By Mary O’KEEFE
On April 7, a new program will begin in the Crescenta Valley titled Crescenta Valley – It Takes a Village. The purpose of the program is to bring organizations and individuals together to discuss issues in the community and offer resources for those in need.
“We have amazing resources here [in our community]. I didn’t learn about them until after my daughter had died,” said Hannah Sheklow.
Sheklow’s daughter Elannah Rose died in 2012; she was addicted to heroin. Elannah Rose had struggled for years with her addiction. Her mother began a blog as a way to cope with her loss and to share with others what she was going through.
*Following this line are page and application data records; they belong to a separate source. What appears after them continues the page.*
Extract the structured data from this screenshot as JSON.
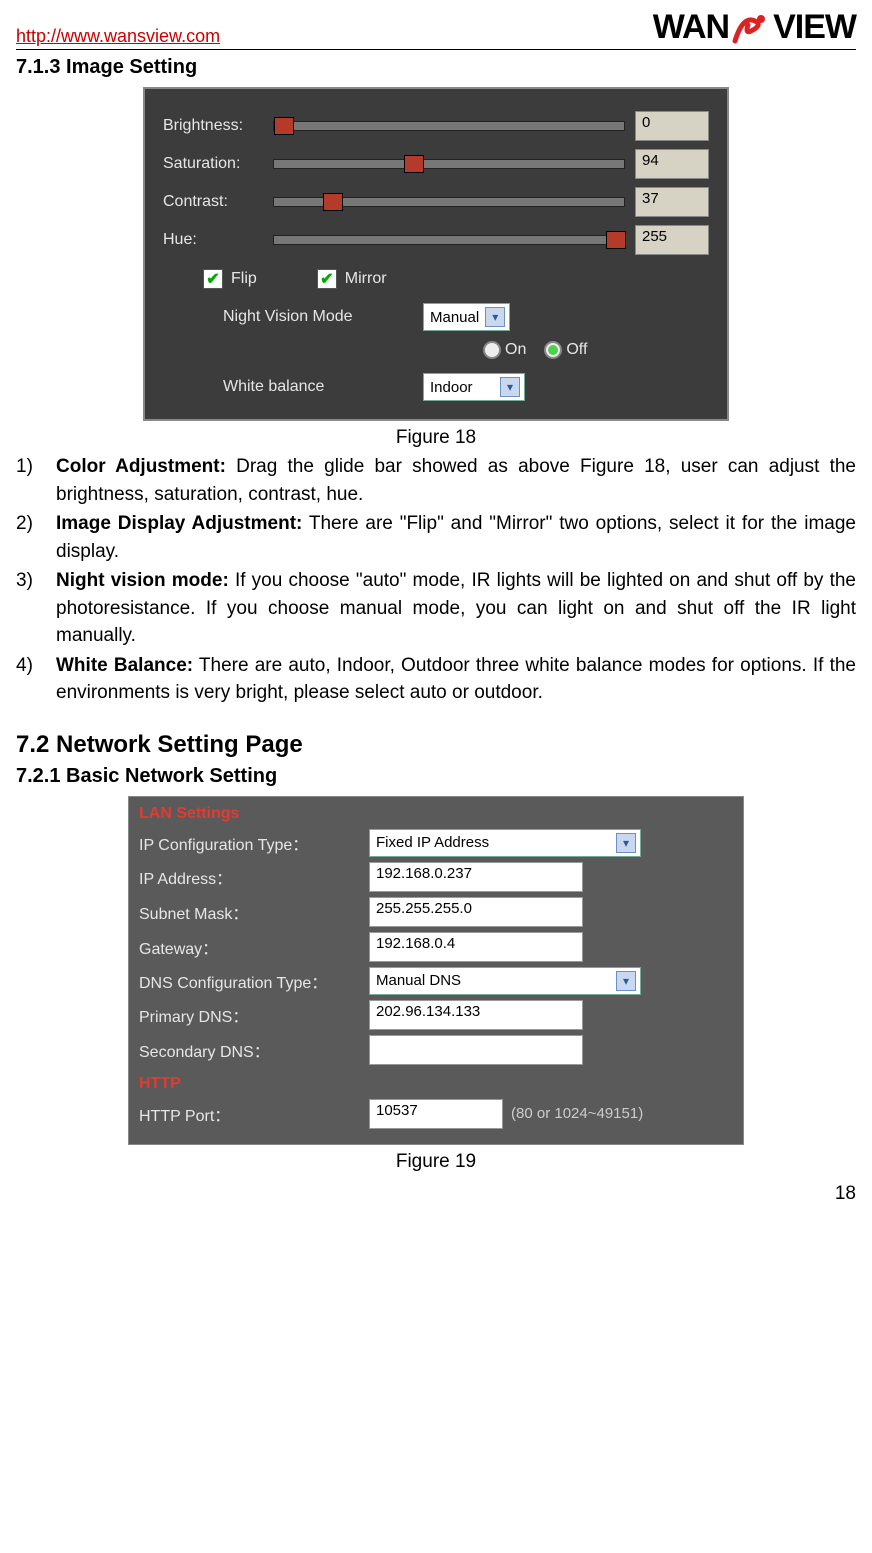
{
  "header": {
    "url": "http://www.wansview.com",
    "brand_left": "WAN",
    "brand_right": "VIEW"
  },
  "section713": "7.1.3   Image Setting",
  "fig18": {
    "caption": "Figure 18",
    "sliders": {
      "brightness": {
        "label": "Brightness:",
        "value": "0",
        "pct": 0
      },
      "saturation": {
        "label": "Saturation:",
        "value": "94",
        "pct": 37
      },
      "contrast": {
        "label": "Contrast:",
        "value": "37",
        "pct": 14
      },
      "hue": {
        "label": "Hue:",
        "value": "255",
        "pct": 100
      }
    },
    "flip_label": "Flip",
    "mirror_label": "Mirror",
    "night_label": "Night Vision Mode",
    "night_select": "Manual",
    "radio_on": "On",
    "radio_off": "Off",
    "wb_label": "White balance",
    "wb_select": "Indoor"
  },
  "list18": {
    "n1": "1)",
    "t1a": "Color Adjustment:",
    "t1b": " Drag the glide bar showed as above Figure 18, user can adjust the brightness, saturation, contrast, hue.",
    "n2": "2)",
    "t2a": "Image Display Adjustment:",
    "t2b": " There are \"Flip\" and \"Mirror\" two options, select it for the image display.",
    "n3": "3)",
    "t3a": "Night vision mode:",
    "t3b": " If you choose \"auto\" mode, IR lights will be lighted on and shut off by the photoresistance. If you choose manual mode, you can light on and shut off the IR light manually.",
    "n4": "4)",
    "t4a": "White Balance:",
    "t4b": " There are auto, Indoor, Outdoor three white balance modes for options. If the environments is very bright, please select auto or outdoor."
  },
  "section72": "7.2   Network Setting Page",
  "section721": "7.2.1   Basic Network Setting",
  "fig19": {
    "caption": "Figure 19",
    "lan_header": "LAN Settings",
    "rows": {
      "ipconf": {
        "label": "IP Configuration Type：",
        "value": "Fixed IP Address"
      },
      "ip": {
        "label": "IP Address：",
        "value": "192.168.0.237"
      },
      "mask": {
        "label": "Subnet Mask：",
        "value": "255.255.255.0"
      },
      "gw": {
        "label": "Gateway：",
        "value": "192.168.0.4"
      },
      "dnsconf": {
        "label": "DNS Configuration Type：",
        "value": "Manual DNS"
      },
      "dns1": {
        "label": "Primary DNS：",
        "value": "202.96.134.133"
      },
      "dns2": {
        "label": "Secondary DNS：",
        "value": ""
      }
    },
    "http_header": "HTTP",
    "http_label": "HTTP Port：",
    "http_value": "10537",
    "http_note": "(80 or 1024~49151)"
  },
  "page_number": "18"
}
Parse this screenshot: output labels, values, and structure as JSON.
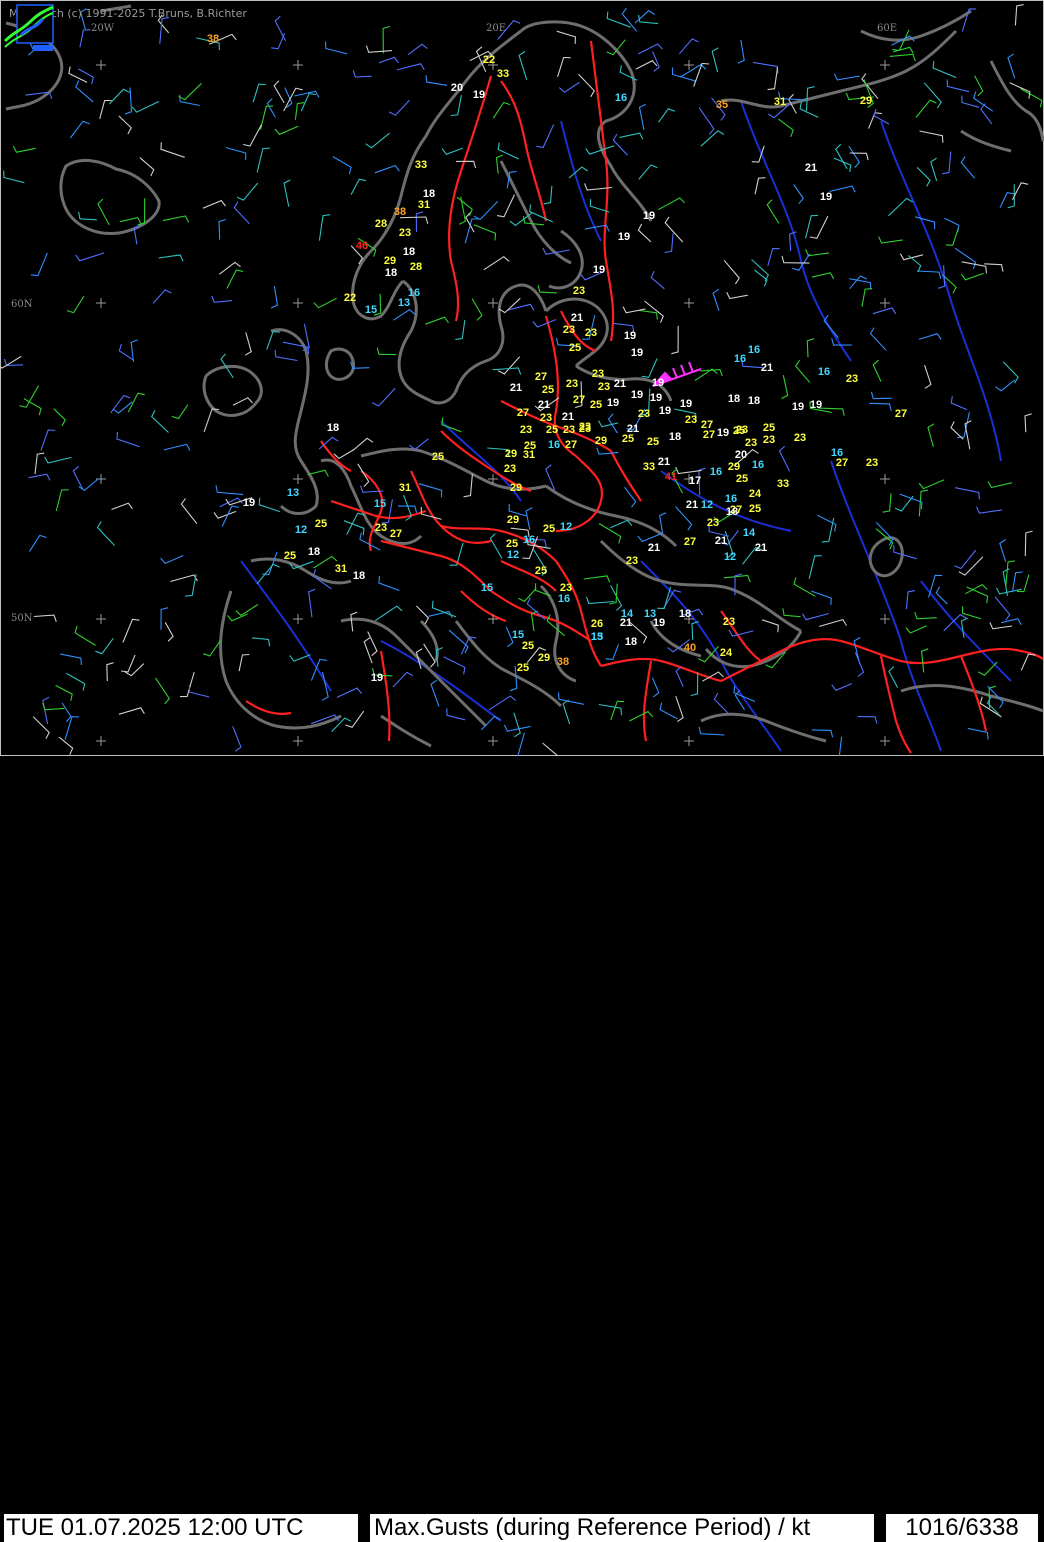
{
  "credit": "MetWatch  (c) 1991-2025 T.Bruns, B.Richter",
  "grid_labels": {
    "w20": "20W",
    "e20": "20E",
    "e60": "60E",
    "n60": "60N",
    "n50": "50N"
  },
  "status": {
    "datetime": "TUE 01.07.2025 12:00 UTC",
    "parameter": "Max.Gusts (during Reference Period) / kt",
    "counter": "1016/6338"
  },
  "colors": {
    "background": "#000000",
    "coast": "#6e6e6e",
    "border": "#ff2020",
    "river": "#1a2fd6",
    "gust_white": "#ffffff",
    "gust_cyan": "#40d8ff",
    "gust_yellow": "#ffff40",
    "gust_orange": "#ffa020",
    "gust_red": "#ff2020"
  },
  "gusts": [
    {
      "v": "38",
      "c": "o"
    },
    {
      "v": "22",
      "c": "y"
    },
    {
      "v": "33",
      "c": "y"
    },
    {
      "v": "20",
      "c": "w"
    },
    {
      "v": "19",
      "c": "w"
    },
    {
      "v": "16",
      "c": "c"
    },
    {
      "v": "35",
      "c": "o"
    },
    {
      "v": "31",
      "c": "y"
    },
    {
      "v": "29",
      "c": "y"
    },
    {
      "v": "33",
      "c": "y"
    },
    {
      "v": "21",
      "c": "w"
    },
    {
      "v": "18",
      "c": "w"
    },
    {
      "v": "31",
      "c": "y"
    },
    {
      "v": "19",
      "c": "w"
    },
    {
      "v": "38",
      "c": "o"
    },
    {
      "v": "28",
      "c": "y"
    },
    {
      "v": "23",
      "c": "y"
    },
    {
      "v": "19",
      "c": "w"
    },
    {
      "v": "46",
      "c": "r"
    },
    {
      "v": "18",
      "c": "w"
    },
    {
      "v": "19",
      "c": "w"
    },
    {
      "v": "29",
      "c": "y"
    },
    {
      "v": "28",
      "c": "y"
    },
    {
      "v": "18",
      "c": "w"
    },
    {
      "v": "19",
      "c": "w"
    },
    {
      "v": "23",
      "c": "y"
    },
    {
      "v": "16",
      "c": "c"
    },
    {
      "v": "22",
      "c": "y"
    },
    {
      "v": "13",
      "c": "c"
    },
    {
      "v": "15",
      "c": "c"
    },
    {
      "v": "21",
      "c": "w"
    },
    {
      "v": "23",
      "c": "y"
    },
    {
      "v": "23",
      "c": "y"
    },
    {
      "v": "19",
      "c": "w"
    },
    {
      "v": "25",
      "c": "y"
    },
    {
      "v": "19",
      "c": "w"
    },
    {
      "v": "16",
      "c": "c"
    },
    {
      "v": "16",
      "c": "c"
    },
    {
      "v": "21",
      "c": "w"
    },
    {
      "v": "23",
      "c": "y"
    },
    {
      "v": "16",
      "c": "c"
    },
    {
      "v": "27",
      "c": "y"
    },
    {
      "v": "21",
      "c": "w"
    },
    {
      "v": "25",
      "c": "y"
    },
    {
      "v": "23",
      "c": "y"
    },
    {
      "v": "23",
      "c": "y"
    },
    {
      "v": "21",
      "c": "w"
    },
    {
      "v": "19",
      "c": "m"
    },
    {
      "v": "19",
      "c": "w"
    },
    {
      "v": "23",
      "c": "y"
    },
    {
      "v": "21",
      "c": "w"
    },
    {
      "v": "27",
      "c": "y"
    },
    {
      "v": "25",
      "c": "y"
    },
    {
      "v": "19",
      "c": "w"
    },
    {
      "v": "19",
      "c": "w"
    },
    {
      "v": "18",
      "c": "w"
    },
    {
      "v": "18",
      "c": "w"
    },
    {
      "v": "19",
      "c": "w"
    },
    {
      "v": "19",
      "c": "w"
    },
    {
      "v": "19",
      "c": "w"
    },
    {
      "v": "27",
      "c": "y"
    },
    {
      "v": "27",
      "c": "y"
    },
    {
      "v": "23",
      "c": "y"
    },
    {
      "v": "21",
      "c": "w"
    },
    {
      "v": "23",
      "c": "y"
    },
    {
      "v": "19",
      "c": "w"
    },
    {
      "v": "23",
      "c": "y"
    },
    {
      "v": "27",
      "c": "y"
    },
    {
      "v": "23",
      "c": "y"
    },
    {
      "v": "18",
      "c": "w"
    },
    {
      "v": "23",
      "c": "y"
    },
    {
      "v": "25",
      "c": "y"
    },
    {
      "v": "23",
      "c": "y"
    },
    {
      "v": "23",
      "c": "y"
    },
    {
      "v": "21",
      "c": "w"
    },
    {
      "v": "23",
      "c": "y"
    },
    {
      "v": "19",
      "c": "w"
    },
    {
      "v": "25",
      "c": "y"
    },
    {
      "v": "25",
      "c": "y"
    },
    {
      "v": "27",
      "c": "y"
    },
    {
      "v": "29",
      "c": "y"
    },
    {
      "v": "25",
      "c": "y"
    },
    {
      "v": "23",
      "c": "y"
    },
    {
      "v": "23",
      "c": "y"
    },
    {
      "v": "23",
      "c": "y"
    },
    {
      "v": "18",
      "c": "w"
    },
    {
      "v": "25",
      "c": "y"
    },
    {
      "v": "16",
      "c": "c"
    },
    {
      "v": "27",
      "c": "y"
    },
    {
      "v": "25",
      "c": "y"
    },
    {
      "v": "29",
      "c": "y"
    },
    {
      "v": "31",
      "c": "y"
    },
    {
      "v": "25",
      "c": "y"
    },
    {
      "v": "21",
      "c": "w"
    },
    {
      "v": "33",
      "c": "y"
    },
    {
      "v": "16",
      "c": "c"
    },
    {
      "v": "20",
      "c": "w"
    },
    {
      "v": "16",
      "c": "c"
    },
    {
      "v": "27",
      "c": "y"
    },
    {
      "v": "23",
      "c": "y"
    },
    {
      "v": "23",
      "c": "y"
    },
    {
      "v": "31",
      "c": "y"
    },
    {
      "v": "29",
      "c": "y"
    },
    {
      "v": "41",
      "c": "r"
    },
    {
      "v": "17",
      "c": "w"
    },
    {
      "v": "16",
      "c": "c"
    },
    {
      "v": "29",
      "c": "y"
    },
    {
      "v": "25",
      "c": "y"
    },
    {
      "v": "33",
      "c": "y"
    },
    {
      "v": "19",
      "c": "w"
    },
    {
      "v": "13",
      "c": "c"
    },
    {
      "v": "15",
      "c": "c"
    },
    {
      "v": "24",
      "c": "y"
    },
    {
      "v": "16",
      "c": "c"
    },
    {
      "v": "12",
      "c": "c"
    },
    {
      "v": "25",
      "c": "y"
    },
    {
      "v": "23",
      "c": "y"
    },
    {
      "v": "27",
      "c": "y"
    },
    {
      "v": "29",
      "c": "y"
    },
    {
      "v": "25",
      "c": "y"
    },
    {
      "v": "27",
      "c": "y"
    },
    {
      "v": "21",
      "c": "w"
    },
    {
      "v": "12",
      "c": "c"
    },
    {
      "v": "18",
      "c": "w"
    },
    {
      "v": "14",
      "c": "c"
    },
    {
      "v": "25",
      "c": "y"
    },
    {
      "v": "23",
      "c": "y"
    },
    {
      "v": "25",
      "c": "y"
    },
    {
      "v": "25",
      "c": "y"
    },
    {
      "v": "16",
      "c": "c"
    },
    {
      "v": "12",
      "c": "c"
    },
    {
      "v": "18",
      "c": "w"
    },
    {
      "v": "27",
      "c": "y"
    },
    {
      "v": "21",
      "c": "w"
    },
    {
      "v": "21",
      "c": "w"
    },
    {
      "v": "21",
      "c": "w"
    },
    {
      "v": "12",
      "c": "c"
    },
    {
      "v": "23",
      "c": "y"
    },
    {
      "v": "31",
      "c": "y"
    },
    {
      "v": "18",
      "c": "w"
    },
    {
      "v": "12",
      "c": "c"
    },
    {
      "v": "25",
      "c": "y"
    },
    {
      "v": "15",
      "c": "c"
    },
    {
      "v": "23",
      "c": "y"
    },
    {
      "v": "16",
      "c": "c"
    },
    {
      "v": "26",
      "c": "y"
    },
    {
      "v": "14",
      "c": "c"
    },
    {
      "v": "13",
      "c": "c"
    },
    {
      "v": "18",
      "c": "w"
    },
    {
      "v": "21",
      "c": "w"
    },
    {
      "v": "19",
      "c": "w"
    },
    {
      "v": "23",
      "c": "y"
    },
    {
      "v": "13",
      "c": "c"
    },
    {
      "v": "24",
      "c": "y"
    },
    {
      "v": "18",
      "c": "w"
    },
    {
      "v": "40",
      "c": "o"
    },
    {
      "v": "15",
      "c": "c"
    },
    {
      "v": "25",
      "c": "y"
    },
    {
      "v": "15",
      "c": "c"
    },
    {
      "v": "29",
      "c": "y"
    },
    {
      "v": "38",
      "c": "o"
    },
    {
      "v": "25",
      "c": "y"
    },
    {
      "v": "19",
      "c": "w"
    }
  ]
}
Through her writing she heard from other parents who were concerned about their children, or their children’s friends. In February of this year, Sheklow shared her story for the first time in a public forum sponsored by the Crescenta Valley Youth Town Council.
“When I spoke to the community, I realized how many [people] were looking for answers,” she said.
After her talk, the floor was open for questions. Sheklow and friend Mariam Gabra were surprised how many people asked for help and wanted guidance.
“We also had emails from [that night],” she said.
Sheklow and Gabra began working on a forum. Gabra is a mentor for the CVTYC, Sheklow is a member of CV Alliance and both are volunteers at the Fire House youth center and Prom Plus. Through these organizations they have found needed resources and thought it was important to share this information with the community.
Residents who had questions on the physical, mental and legal consequences of drug and alcohol abuse had also contacted Glendale police community officer Abe Chung. He spoke with Sheklow and Gabra and they decided to work together.
There have been several forums on important community issues; however, Sheklow, Gabra and Chung wanted a different format. They did not want a person, or people, talking about an issue at the front of a room and then open up for questions. Instead they have structured the new meetings as discussion groups. Law enforcement representatives, a Los Angeles district attorney, family counselor and a rehabilitation counselor will be able to have an open discussion with community members on drugs and alcohol in the area. The discussion is geared toward the consequences of drug and alcohol use, but the topic will really be guided by the questions from the community.
Organizations like Prom Plus, Fire House, CVTC and CV Alliance will also be represented.
“As a community, we can find the answers together,” Sheklow stated in a release.
Gabra and Sheklow plan to have these discussions the first Monday of each month. The topics will vary and be determined by community input.
Sheklow is hoping to help others before it is too late, not only through education of what to look for when a child is in trouble, but by providing the resources that are available in the community to help, to let people know there is support available.
“By the time I knew there was a problem [with my daughter], I already felt alone,” Sheklow said.
The Village Meeting will take place on Monday, April 7 at 7 p.m. at St. Luke’s of the Mountains Sadler Hall, 2563 Foothill Blvd.
For information email firstname.lastname@example.org. This is a free event and all are welcome.